Where the severity of deterioration requires replacement of a distinctive feature, the new feature will match the old in design, color, texture and, where possible, materials.
Yes. HARC understands the importance of raising historic and significant structures out of the floodplain, but there are certain restrictions on how much you can elevate your structure. It is important to retain the pedestrian quality of the historic district as well as retain the historic house’s proportions and architectural character. As such, it is inappropriate to elevate a structure in order to park a car underneath, as well as elevating a contributing or historic building or structure in order to build a new addition underneath.
Elevating a structure will require a HARC Commission Review.
Yes - as long as the addition is appropriate to the building and the neighborhood. Learn more on our Additions page.
Yes, although HARC requires the equipment to not cause damage to the historic fabric and that the panels to be as non-publicly visible as possible. Please see the Solar Collectors Guidelines (PDF) for more information.
HARC only has jurisdiction over the interiors of properties that are listed individually (PDF) on the National Register of Historic Places. If there is an interior feature that a property owner wants to be protected, they should look into preservation/conservation easements on our Resources page. There are benefits such as tax deductions for donating an easement.
Yes, the City of Key West was added to Florida’s Certified Local Government (CLG) Program in 1991. The CLG Program was enacted as part of the National Historic Preservation Act Amendments of 1980. The program links three levels of government - federal, state and local - into a preservation partnership for the identification, evaluation and protection of historic properties. Designation as a certified local government, either as a municipality or a county, makes historic preservation a public policy through passage of a historic preservation ordinance. The ordinance establishes a historic preservation board to develop and oversee the functions of its historic preservation program.
Since its inception in 1986, Florida’s Certified Local Government Program has assisted in the survey, designation and preservation of thousands of historic and cultural resources and helped to increase public awareness of historic preservation. Participation in the program is also an important consideration in the local planning process, as governments in Florida are required to address historic preservation in comprehensive planning decisions. By identifying historic resources in a local government’s comprehensive plan, proposed development projects will be reviewed for consistency with preservation goals and strategies.
Through the Division’s Small Matching Grants program, CLGs in good standing are eligible to compete for pass-through subgrants funded by the Historic Preservation Fund grant the Division receives annually from the National Park Service. The federal CLG subgrants may be for survey, planning and National Register nomination projects. In addition, Small Matching grant match funding requirements are waived for all grants awarded to CLGs in good standing, whether state or federally funded.

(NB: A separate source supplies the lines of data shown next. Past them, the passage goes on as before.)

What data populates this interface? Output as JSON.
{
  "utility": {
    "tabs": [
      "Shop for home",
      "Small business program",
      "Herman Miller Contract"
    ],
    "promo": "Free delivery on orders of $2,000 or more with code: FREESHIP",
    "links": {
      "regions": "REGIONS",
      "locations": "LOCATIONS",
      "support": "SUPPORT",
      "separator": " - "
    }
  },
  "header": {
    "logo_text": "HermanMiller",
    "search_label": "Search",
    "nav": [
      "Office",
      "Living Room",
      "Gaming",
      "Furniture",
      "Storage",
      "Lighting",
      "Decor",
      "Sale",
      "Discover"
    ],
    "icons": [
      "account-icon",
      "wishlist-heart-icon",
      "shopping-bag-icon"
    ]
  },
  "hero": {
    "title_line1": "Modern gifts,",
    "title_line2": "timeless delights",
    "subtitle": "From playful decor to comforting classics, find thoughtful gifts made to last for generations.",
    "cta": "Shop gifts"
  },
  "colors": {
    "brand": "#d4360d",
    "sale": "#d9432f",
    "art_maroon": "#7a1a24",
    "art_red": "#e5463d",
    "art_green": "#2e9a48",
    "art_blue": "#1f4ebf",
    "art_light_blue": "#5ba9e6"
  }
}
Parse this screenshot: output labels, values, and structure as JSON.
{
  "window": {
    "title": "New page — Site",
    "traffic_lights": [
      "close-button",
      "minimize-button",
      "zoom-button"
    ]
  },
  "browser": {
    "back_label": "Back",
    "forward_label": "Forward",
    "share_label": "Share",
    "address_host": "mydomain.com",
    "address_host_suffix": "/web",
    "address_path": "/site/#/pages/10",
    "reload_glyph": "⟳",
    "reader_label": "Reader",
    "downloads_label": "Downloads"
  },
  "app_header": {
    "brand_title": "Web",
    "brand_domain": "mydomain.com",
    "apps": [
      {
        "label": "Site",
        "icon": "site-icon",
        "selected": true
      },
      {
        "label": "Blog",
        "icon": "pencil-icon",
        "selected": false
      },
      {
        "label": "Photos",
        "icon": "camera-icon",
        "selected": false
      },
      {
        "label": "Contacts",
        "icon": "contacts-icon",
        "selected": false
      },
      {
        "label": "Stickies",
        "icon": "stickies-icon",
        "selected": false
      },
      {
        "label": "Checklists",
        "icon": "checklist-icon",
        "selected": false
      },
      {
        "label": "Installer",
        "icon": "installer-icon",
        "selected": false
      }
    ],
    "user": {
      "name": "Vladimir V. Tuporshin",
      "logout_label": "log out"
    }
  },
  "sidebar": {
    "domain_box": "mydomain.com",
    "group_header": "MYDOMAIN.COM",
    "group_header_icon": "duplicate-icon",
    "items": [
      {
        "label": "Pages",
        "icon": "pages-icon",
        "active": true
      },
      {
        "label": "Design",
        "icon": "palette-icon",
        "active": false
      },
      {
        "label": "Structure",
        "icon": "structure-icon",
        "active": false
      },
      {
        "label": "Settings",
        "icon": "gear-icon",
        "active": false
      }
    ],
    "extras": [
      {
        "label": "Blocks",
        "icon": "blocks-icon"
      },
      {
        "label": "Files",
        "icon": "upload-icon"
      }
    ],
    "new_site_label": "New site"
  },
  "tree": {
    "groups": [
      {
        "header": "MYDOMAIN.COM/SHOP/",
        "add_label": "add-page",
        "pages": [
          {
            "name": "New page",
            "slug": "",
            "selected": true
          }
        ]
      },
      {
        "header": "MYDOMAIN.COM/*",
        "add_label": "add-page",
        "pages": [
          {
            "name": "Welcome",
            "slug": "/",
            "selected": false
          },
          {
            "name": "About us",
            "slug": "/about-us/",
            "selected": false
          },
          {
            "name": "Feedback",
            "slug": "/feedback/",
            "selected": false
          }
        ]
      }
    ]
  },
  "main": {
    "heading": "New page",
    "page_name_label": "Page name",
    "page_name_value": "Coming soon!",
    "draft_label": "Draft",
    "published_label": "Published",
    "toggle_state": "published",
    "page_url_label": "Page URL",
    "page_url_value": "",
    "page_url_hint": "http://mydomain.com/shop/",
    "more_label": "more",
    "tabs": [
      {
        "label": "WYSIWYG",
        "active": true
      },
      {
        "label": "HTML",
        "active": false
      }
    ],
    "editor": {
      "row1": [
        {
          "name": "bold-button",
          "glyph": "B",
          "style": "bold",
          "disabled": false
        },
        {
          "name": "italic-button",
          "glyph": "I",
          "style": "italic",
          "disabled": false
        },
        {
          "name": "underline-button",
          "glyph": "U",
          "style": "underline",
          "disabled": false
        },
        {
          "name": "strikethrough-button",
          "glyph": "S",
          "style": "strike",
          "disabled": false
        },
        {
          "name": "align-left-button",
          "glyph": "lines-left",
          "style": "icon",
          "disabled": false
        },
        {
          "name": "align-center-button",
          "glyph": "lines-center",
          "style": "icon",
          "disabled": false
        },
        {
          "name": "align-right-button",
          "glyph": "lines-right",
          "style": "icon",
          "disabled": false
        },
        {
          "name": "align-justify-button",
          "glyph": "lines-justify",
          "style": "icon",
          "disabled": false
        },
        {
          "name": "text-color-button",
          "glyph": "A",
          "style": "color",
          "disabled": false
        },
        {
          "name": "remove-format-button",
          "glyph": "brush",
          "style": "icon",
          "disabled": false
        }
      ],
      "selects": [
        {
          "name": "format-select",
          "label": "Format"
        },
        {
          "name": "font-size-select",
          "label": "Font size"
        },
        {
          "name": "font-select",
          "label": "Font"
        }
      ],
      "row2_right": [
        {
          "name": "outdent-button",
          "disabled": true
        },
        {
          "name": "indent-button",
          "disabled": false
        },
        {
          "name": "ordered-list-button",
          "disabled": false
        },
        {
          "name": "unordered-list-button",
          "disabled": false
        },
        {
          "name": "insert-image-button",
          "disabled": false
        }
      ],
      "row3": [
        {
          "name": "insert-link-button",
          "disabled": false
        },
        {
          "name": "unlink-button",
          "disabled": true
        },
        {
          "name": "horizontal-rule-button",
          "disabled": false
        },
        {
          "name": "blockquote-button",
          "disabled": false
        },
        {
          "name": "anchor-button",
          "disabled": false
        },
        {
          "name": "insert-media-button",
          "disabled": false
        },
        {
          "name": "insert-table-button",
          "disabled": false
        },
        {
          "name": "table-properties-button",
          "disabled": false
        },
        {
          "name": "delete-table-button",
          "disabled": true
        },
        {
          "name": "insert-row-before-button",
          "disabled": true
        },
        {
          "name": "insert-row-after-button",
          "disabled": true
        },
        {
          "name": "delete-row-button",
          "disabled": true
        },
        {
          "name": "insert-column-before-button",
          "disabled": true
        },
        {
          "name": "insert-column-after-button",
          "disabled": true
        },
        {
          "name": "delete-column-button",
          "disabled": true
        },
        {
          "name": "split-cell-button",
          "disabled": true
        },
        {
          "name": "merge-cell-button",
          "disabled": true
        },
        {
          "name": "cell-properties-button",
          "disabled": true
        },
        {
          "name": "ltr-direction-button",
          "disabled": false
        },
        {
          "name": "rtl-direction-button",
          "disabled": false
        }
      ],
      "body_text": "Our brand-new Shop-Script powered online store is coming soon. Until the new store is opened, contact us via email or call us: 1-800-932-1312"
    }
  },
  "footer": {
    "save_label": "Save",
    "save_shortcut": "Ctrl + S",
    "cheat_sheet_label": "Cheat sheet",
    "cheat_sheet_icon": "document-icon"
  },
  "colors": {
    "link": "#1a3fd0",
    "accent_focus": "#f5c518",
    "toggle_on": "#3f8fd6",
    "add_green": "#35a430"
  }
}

Repointing, also known as replacing mortar and pointing, is common maintenance needed for masonry buildings and structures. Properly done, repointing restores the visual and physical integrity of the masonry. Improperly done, repointing not only detracts from the appearance of the building, but may also cause physical damage to the masonry units themselves
When repointing is needed, the City will require an architect or engineer, hopefully one with extensive knowledge of historic preservation, to prepare a report that includes a mortar analysis and a brick strength analysis. The new mortar should match the original mortar in strength, color, appearance, texture, and materials. The profile of the mortar joint is also important and will need to be replicated.
Please refer to Preservation Brief 2: Repointing Mortar Joints in Historic Masonry Buildings for more information.
Find out on our Plaque or Star or Marker page.